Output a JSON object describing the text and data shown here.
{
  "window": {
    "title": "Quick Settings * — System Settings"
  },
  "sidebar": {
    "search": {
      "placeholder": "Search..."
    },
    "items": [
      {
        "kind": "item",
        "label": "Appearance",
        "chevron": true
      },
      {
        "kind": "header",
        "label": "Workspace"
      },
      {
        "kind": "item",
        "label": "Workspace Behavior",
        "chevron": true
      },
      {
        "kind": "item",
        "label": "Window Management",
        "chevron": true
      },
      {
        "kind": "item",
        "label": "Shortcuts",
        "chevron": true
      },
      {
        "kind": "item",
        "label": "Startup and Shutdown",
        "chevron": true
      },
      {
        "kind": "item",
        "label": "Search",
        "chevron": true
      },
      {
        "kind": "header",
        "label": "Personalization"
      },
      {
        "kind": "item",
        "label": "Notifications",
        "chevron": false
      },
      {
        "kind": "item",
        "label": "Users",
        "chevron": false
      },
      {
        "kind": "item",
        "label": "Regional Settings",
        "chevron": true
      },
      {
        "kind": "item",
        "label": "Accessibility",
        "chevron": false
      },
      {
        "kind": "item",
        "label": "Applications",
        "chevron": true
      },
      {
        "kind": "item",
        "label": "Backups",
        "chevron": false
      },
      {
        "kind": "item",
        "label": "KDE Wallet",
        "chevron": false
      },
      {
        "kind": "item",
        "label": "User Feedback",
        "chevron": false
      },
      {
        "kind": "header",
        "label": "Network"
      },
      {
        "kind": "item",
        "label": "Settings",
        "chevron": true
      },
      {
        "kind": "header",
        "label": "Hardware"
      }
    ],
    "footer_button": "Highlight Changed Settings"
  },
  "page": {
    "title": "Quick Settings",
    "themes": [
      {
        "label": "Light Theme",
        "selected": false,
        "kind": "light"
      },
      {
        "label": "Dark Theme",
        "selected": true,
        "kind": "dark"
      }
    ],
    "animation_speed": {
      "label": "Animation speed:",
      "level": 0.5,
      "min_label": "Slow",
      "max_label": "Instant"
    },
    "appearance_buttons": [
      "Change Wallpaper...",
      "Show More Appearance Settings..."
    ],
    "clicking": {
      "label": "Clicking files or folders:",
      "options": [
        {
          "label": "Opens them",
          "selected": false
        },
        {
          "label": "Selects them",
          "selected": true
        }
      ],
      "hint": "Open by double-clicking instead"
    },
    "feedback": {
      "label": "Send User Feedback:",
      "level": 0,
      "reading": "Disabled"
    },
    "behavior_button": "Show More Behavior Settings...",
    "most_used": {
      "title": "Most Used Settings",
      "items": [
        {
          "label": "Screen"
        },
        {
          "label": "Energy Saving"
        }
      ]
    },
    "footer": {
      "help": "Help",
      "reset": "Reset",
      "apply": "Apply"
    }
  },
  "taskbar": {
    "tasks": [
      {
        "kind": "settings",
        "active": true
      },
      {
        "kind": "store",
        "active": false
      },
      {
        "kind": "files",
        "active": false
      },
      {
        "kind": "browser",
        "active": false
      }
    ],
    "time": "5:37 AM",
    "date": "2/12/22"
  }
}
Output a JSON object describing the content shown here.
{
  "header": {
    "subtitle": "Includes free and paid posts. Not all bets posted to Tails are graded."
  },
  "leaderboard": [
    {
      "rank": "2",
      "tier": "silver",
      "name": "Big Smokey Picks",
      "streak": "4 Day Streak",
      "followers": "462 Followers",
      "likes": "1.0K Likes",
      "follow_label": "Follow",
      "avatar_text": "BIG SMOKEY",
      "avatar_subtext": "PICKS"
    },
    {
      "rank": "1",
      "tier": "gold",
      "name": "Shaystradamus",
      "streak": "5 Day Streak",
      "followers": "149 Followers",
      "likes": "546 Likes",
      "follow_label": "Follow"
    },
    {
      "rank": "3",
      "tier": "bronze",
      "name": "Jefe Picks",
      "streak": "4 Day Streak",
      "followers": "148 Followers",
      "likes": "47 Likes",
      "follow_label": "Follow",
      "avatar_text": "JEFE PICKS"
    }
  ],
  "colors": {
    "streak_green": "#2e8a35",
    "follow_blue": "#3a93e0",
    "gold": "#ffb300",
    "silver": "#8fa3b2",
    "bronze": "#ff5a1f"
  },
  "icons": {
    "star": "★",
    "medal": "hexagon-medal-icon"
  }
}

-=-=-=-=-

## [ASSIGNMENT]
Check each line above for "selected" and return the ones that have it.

## [OUTPUT FOR THIS TASK]
        "selected": false,
        "selected": true,
          "selected": false
          "selected": true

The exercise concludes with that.